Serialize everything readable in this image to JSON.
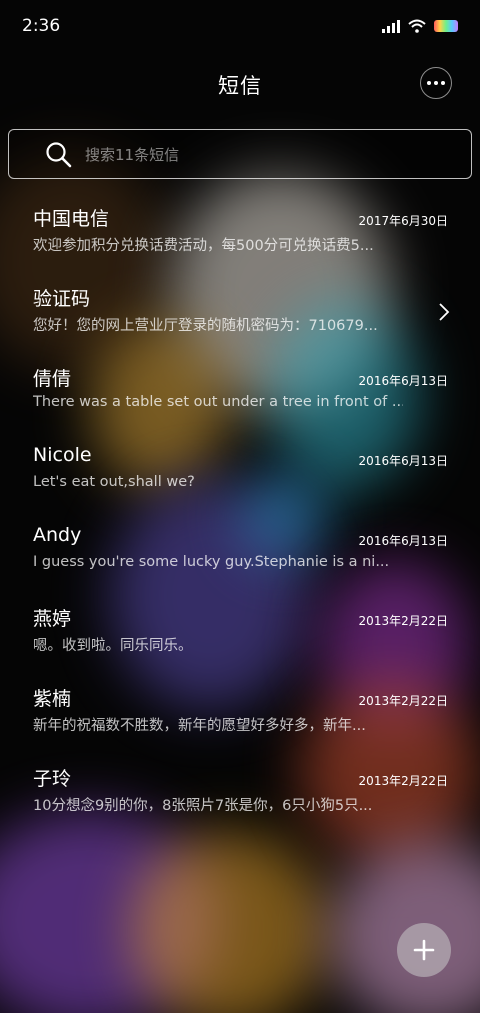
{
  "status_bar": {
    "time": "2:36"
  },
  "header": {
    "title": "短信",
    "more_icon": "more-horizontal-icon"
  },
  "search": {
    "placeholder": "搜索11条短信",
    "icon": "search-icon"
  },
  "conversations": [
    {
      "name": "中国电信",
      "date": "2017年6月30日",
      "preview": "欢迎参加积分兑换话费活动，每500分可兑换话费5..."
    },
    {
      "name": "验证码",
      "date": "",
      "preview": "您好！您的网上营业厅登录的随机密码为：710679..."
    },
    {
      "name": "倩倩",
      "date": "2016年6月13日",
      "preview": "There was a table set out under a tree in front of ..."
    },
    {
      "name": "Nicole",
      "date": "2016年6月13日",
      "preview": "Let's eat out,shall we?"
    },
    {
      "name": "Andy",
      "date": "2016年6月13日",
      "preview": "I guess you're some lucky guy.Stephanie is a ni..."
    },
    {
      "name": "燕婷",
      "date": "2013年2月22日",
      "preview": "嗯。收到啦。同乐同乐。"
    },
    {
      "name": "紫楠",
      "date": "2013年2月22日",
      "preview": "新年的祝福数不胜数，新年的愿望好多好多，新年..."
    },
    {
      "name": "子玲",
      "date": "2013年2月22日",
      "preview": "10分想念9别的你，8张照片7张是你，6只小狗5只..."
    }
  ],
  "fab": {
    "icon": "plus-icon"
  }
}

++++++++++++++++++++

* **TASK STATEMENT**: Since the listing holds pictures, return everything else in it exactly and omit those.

* **WRITTEN RESPONSE**:
Serialize everything readable in this image to JSON.
{
  "status_bar": {
    "time": "2:36"
  },
  "header": {
    "title": "短信",
    "more_icon": "more-horizontal-icon"
  },
  "search": {
    "placeholder": "搜索11条短信",
    "icon": "search-icon"
  },
  "conversations": [
    {
      "name": "中国电信",
      "date": "2017年6月30日",
      "preview": "欢迎参加积分兑换话费活动，每500分可兑换话费5..."
    },
    {
      "name": "验证码",
      "date": "",
      "preview": "您好！您的网上营业厅登录的随机密码为：710679..."
    },
    {
      "name": "倩倩",
      "date": "2016年6月13日",
      "preview": "There was a table set out under a tree in front of ..."
    },
    {
      "name": "Nicole",
      "date": "2016年6月13日",
      "preview": "Let's eat out,shall we?"
    },
    {
      "name": "Andy",
      "date": "2016年6月13日",
      "preview": "I guess you're some lucky guy.Stephanie is a ni..."
    },
    {
      "name": "燕婷",
      "date": "2013年2月22日",
      "preview": "嗯。收到啦。同乐同乐。"
    },
    {
      "name": "紫楠",
      "date": "2013年2月22日",
      "preview": "新年的祝福数不胜数，新年的愿望好多好多，新年..."
    },
    {
      "name": "子玲",
      "date": "2013年2月22日",
      "preview": "10分想念9别的你，8张照片7张是你，6只小狗5只..."
    }
  ],
  "fab": {
    "icon": "plus-icon"
  }
}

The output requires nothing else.